_WHAT IS NEEDED:_ Check every line of the records below for the string "icon" and copy the ones that have it.

START EXCERPTED RECORDS

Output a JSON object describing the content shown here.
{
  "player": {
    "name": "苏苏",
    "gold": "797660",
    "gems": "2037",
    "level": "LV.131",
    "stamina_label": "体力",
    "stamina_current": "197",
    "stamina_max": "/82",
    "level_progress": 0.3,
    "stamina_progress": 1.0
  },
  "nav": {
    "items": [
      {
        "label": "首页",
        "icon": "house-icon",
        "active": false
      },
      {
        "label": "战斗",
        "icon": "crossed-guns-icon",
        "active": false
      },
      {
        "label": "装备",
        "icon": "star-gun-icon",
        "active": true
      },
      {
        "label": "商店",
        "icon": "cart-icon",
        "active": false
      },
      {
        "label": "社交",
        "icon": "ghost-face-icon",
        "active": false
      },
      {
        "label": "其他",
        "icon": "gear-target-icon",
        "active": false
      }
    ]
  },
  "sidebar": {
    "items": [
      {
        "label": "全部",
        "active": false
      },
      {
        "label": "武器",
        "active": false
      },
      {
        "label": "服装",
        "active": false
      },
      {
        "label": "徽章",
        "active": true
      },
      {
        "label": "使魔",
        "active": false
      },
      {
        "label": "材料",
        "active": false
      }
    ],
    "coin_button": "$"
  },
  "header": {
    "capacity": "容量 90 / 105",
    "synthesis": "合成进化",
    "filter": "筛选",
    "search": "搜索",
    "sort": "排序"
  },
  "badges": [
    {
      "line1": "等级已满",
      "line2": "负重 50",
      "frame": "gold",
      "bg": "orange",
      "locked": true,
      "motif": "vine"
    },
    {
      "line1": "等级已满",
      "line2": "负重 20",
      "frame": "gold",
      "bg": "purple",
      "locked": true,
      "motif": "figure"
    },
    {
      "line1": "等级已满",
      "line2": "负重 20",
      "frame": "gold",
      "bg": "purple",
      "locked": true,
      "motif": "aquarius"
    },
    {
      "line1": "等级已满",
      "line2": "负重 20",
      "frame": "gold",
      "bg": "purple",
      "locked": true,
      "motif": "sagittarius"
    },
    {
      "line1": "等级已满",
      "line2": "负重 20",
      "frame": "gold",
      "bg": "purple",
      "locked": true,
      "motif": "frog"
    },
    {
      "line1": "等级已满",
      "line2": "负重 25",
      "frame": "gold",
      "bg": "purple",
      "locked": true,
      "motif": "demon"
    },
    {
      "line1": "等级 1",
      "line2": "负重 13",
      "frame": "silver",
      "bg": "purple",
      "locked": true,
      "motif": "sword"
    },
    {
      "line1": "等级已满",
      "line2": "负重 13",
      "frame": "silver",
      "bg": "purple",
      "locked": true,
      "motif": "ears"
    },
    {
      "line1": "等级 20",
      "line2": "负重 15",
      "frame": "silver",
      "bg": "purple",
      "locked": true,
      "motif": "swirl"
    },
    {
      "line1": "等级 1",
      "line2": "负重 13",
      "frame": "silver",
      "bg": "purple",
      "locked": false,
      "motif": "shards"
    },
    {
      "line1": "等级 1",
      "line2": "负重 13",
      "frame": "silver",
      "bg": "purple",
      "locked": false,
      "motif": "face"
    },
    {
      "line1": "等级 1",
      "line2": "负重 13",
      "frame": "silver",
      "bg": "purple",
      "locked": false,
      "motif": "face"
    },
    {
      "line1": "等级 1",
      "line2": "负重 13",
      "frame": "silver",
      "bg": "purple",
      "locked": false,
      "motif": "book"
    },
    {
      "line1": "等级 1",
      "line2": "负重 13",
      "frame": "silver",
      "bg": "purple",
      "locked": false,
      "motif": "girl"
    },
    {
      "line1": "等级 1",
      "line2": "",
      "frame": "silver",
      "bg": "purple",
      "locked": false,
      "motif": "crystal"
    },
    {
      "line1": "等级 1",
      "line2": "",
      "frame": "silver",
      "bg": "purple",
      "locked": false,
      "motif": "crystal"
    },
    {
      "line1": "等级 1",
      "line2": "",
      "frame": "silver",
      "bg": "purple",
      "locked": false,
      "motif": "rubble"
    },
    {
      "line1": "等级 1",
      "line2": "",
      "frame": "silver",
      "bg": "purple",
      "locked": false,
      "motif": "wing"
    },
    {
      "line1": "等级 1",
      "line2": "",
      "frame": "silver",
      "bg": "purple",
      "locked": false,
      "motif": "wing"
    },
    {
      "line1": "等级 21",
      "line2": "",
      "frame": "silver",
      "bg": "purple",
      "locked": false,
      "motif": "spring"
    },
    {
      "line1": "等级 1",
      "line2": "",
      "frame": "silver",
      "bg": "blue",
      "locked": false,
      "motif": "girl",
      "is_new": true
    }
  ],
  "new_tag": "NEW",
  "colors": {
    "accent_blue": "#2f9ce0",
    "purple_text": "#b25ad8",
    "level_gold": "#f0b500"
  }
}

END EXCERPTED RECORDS

_OUTPUT OF THE EXERCISE:_
        "icon": "house-icon",
        "icon": "crossed-guns-icon",
        "icon": "star-gun-icon",
        "icon": "cart-icon",
        "icon": "ghost-face-icon",
        "icon": "gear-target-icon",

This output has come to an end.